▸ **TASK TO COMPLETE**: Your reply should be the records below, duplicated exactly, with any picture removed.

Start of ENTRIES SHOWN

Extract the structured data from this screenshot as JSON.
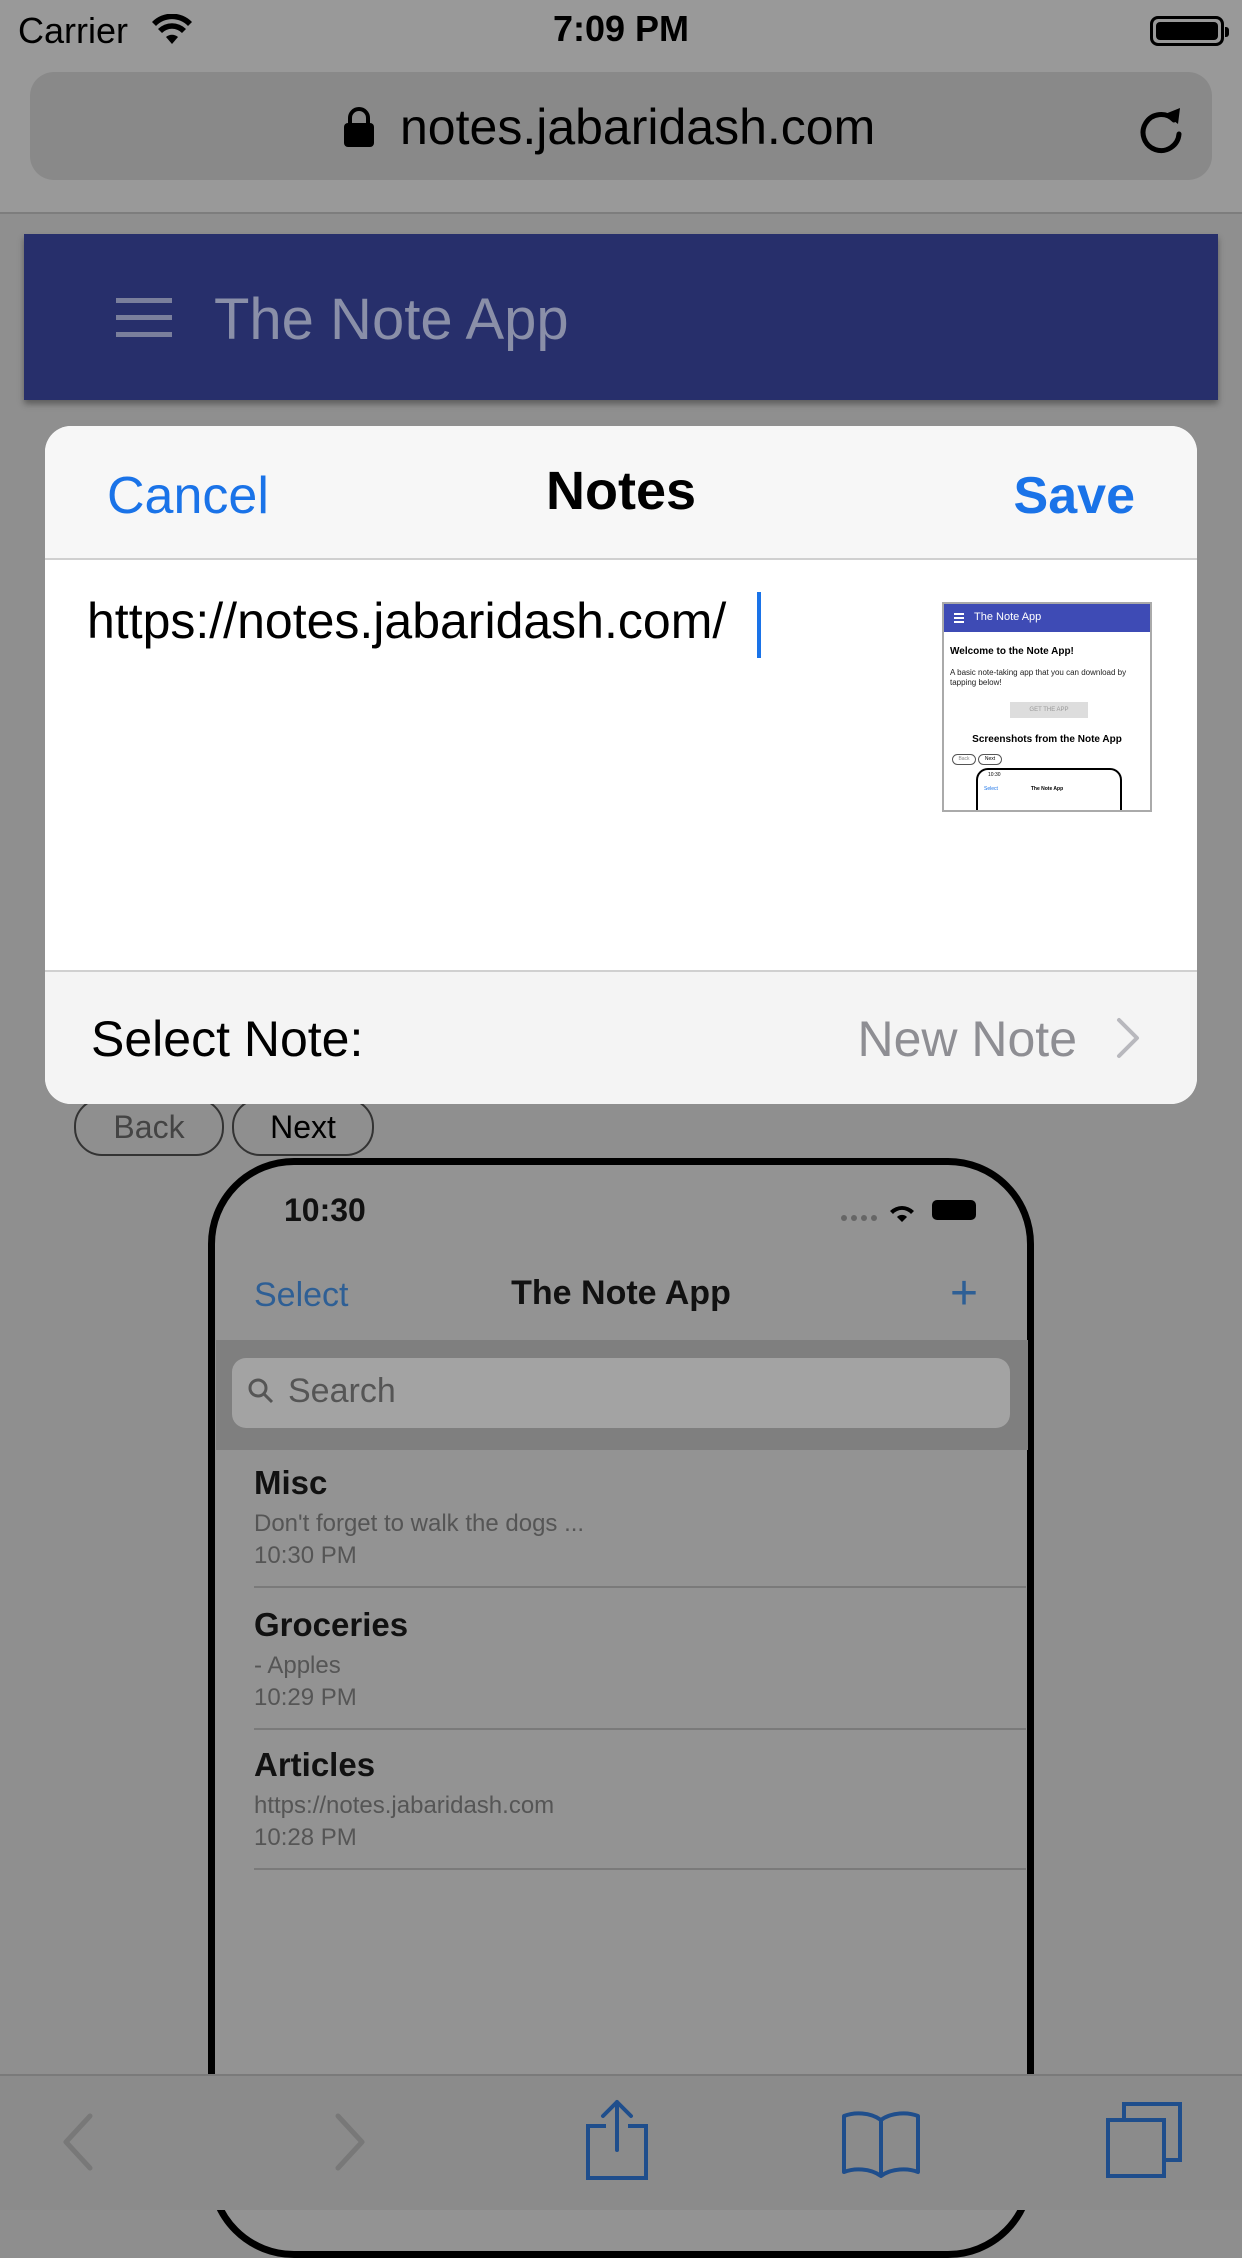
{
  "status_bar": {
    "carrier": "Carrier",
    "time": "7:09 PM"
  },
  "browser": {
    "url": "notes.jabaridash.com"
  },
  "page": {
    "app_title": "The Note App",
    "back_label": "Back",
    "next_label": "Next",
    "mockup": {
      "time": "10:30",
      "select_label": "Select",
      "title": "The Note App",
      "plus": "+",
      "search_placeholder": "Search",
      "notes": [
        {
          "title": "Misc",
          "preview": "Don't forget to walk the dogs ...",
          "time": "10:30 PM"
        },
        {
          "title": "Groceries",
          "preview": "- Apples",
          "time": "10:29 PM"
        },
        {
          "title": "Articles",
          "preview": "https://notes.jabaridash.com",
          "time": "10:28 PM"
        }
      ]
    }
  },
  "sheet": {
    "cancel_label": "Cancel",
    "title": "Notes",
    "save_label": "Save",
    "note_text": "https://notes.jabaridash.com/",
    "select_note_label": "Select Note:",
    "selected_note": "New Note",
    "thumbnail": {
      "app_title": "The Note App",
      "welcome": "Welcome to the Note App!",
      "description": "A basic note-taking app that you can download by tapping below!",
      "get_app": "GET THE APP",
      "screenshots_heading": "Screenshots from the Note App",
      "back": "Back",
      "next": "Next",
      "time": "10:30",
      "select": "Select",
      "title": "The Note App"
    }
  },
  "colors": {
    "accent": "#1a73e8",
    "app_header": "#272f6b",
    "dim_overlay": "#8f8f8f"
  }
}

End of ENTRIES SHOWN

▸ **SOLVED EXERCISE**:
Extract the structured data from this screenshot as JSON.
{
  "status_bar": {
    "carrier": "Carrier",
    "time": "7:09 PM"
  },
  "browser": {
    "url": "notes.jabaridash.com"
  },
  "page": {
    "app_title": "The Note App",
    "back_label": "Back",
    "next_label": "Next",
    "mockup": {
      "time": "10:30",
      "select_label": "Select",
      "title": "The Note App",
      "plus": "+",
      "search_placeholder": "Search",
      "notes": [
        {
          "title": "Misc",
          "preview": "Don't forget to walk the dogs ...",
          "time": "10:30 PM"
        },
        {
          "title": "Groceries",
          "preview": "- Apples",
          "time": "10:29 PM"
        },
        {
          "title": "Articles",
          "preview": "https://notes.jabaridash.com",
          "time": "10:28 PM"
        }
      ]
    }
  },
  "sheet": {
    "cancel_label": "Cancel",
    "title": "Notes",
    "save_label": "Save",
    "note_text": "https://notes.jabaridash.com/",
    "select_note_label": "Select Note:",
    "selected_note": "New Note",
    "thumbnail": {
      "app_title": "The Note App",
      "welcome": "Welcome to the Note App!",
      "description": "A basic note-taking app that you can download by tapping below!",
      "get_app": "GET THE APP",
      "screenshots_heading": "Screenshots from the Note App",
      "back": "Back",
      "next": "Next",
      "time": "10:30",
      "select": "Select",
      "title": "The Note App"
    }
  },
  "colors": {
    "accent": "#1a73e8",
    "app_header": "#272f6b",
    "dim_overlay": "#8f8f8f"
  }
}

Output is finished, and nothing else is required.